## TASK GOAL:
Would you please copy each line below that includes the string "time"?

** STUDY MATERIAL follows **

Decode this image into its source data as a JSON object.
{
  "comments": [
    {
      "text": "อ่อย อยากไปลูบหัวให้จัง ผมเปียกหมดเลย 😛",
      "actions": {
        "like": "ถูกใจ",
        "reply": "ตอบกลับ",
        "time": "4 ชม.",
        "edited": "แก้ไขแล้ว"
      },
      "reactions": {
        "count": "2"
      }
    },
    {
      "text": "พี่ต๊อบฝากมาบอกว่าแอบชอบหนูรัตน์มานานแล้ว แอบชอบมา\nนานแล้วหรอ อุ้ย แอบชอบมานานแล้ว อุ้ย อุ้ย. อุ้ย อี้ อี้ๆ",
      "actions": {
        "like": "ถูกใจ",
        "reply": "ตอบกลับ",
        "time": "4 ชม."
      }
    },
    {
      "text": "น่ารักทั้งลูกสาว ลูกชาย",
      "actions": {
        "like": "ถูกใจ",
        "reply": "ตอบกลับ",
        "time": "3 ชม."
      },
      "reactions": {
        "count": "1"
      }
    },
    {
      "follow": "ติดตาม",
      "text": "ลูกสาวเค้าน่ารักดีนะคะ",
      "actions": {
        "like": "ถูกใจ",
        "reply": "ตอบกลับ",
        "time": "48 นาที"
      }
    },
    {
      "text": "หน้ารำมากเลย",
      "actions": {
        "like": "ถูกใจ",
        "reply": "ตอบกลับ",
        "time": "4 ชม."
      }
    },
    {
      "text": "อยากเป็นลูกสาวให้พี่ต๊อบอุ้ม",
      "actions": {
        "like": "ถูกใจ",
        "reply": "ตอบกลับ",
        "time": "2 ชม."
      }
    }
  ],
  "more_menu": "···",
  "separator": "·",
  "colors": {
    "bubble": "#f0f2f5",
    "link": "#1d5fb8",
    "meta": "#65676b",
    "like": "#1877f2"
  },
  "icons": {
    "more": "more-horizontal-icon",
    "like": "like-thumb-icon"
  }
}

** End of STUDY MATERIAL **

## TASK OUTPUT:
        "time": "4 ชม.",
        "time": "4 ชม."
        "time": "3 ชม."
        "time": "48 นาที"
        "time": "4 ชม."
        "time": "2 ชม."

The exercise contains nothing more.